*MATERIAL PROVIDED*:
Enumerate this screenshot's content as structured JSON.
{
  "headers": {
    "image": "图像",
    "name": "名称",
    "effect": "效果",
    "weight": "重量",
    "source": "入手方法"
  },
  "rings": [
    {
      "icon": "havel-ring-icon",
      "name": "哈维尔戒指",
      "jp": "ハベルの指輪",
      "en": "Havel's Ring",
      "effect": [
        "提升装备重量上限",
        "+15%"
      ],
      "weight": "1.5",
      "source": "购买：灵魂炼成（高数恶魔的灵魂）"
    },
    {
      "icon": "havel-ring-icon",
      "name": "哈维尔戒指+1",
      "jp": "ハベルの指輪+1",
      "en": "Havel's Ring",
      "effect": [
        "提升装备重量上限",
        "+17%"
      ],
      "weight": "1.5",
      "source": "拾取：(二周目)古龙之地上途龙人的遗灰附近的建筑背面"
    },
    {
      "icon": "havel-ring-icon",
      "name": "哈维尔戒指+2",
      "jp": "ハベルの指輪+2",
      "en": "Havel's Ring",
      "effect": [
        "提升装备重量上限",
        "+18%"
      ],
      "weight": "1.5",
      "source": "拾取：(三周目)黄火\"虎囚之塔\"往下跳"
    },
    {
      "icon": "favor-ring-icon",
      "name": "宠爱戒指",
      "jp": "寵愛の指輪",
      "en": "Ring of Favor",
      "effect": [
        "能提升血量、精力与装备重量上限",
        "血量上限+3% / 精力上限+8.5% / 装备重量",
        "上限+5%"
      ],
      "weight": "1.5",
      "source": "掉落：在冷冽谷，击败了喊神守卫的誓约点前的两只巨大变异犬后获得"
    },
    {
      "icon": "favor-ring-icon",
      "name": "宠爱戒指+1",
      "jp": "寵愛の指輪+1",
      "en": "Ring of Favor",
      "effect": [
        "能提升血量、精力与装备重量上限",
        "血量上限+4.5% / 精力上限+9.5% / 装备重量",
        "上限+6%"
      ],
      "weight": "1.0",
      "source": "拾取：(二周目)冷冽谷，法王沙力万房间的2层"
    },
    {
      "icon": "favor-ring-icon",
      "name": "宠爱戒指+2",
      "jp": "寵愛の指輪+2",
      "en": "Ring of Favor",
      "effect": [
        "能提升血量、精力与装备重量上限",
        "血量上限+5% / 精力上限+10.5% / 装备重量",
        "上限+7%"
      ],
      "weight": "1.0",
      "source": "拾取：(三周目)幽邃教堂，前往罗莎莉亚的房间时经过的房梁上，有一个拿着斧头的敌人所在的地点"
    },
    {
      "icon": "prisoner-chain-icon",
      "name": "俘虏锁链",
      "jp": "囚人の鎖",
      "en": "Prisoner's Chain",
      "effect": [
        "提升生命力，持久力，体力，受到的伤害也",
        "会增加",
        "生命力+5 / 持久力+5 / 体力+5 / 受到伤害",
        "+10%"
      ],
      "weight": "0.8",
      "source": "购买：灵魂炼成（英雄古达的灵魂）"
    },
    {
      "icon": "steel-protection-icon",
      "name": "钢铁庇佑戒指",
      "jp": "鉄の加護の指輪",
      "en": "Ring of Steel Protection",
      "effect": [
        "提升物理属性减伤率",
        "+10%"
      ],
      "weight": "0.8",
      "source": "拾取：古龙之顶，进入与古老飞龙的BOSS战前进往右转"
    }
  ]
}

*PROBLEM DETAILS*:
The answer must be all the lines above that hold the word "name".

*SOLUTION*:
    "name": "名称",
      "name": "哈维尔戒指",
      "name": "哈维尔戒指+1",
      "name": "哈维尔戒指+2",
      "name": "宠爱戒指",
      "name": "宠爱戒指+1",
      "name": "宠爱戒指+2",
      "name": "俘虏锁链",
      "name": "钢铁庇佑戒指",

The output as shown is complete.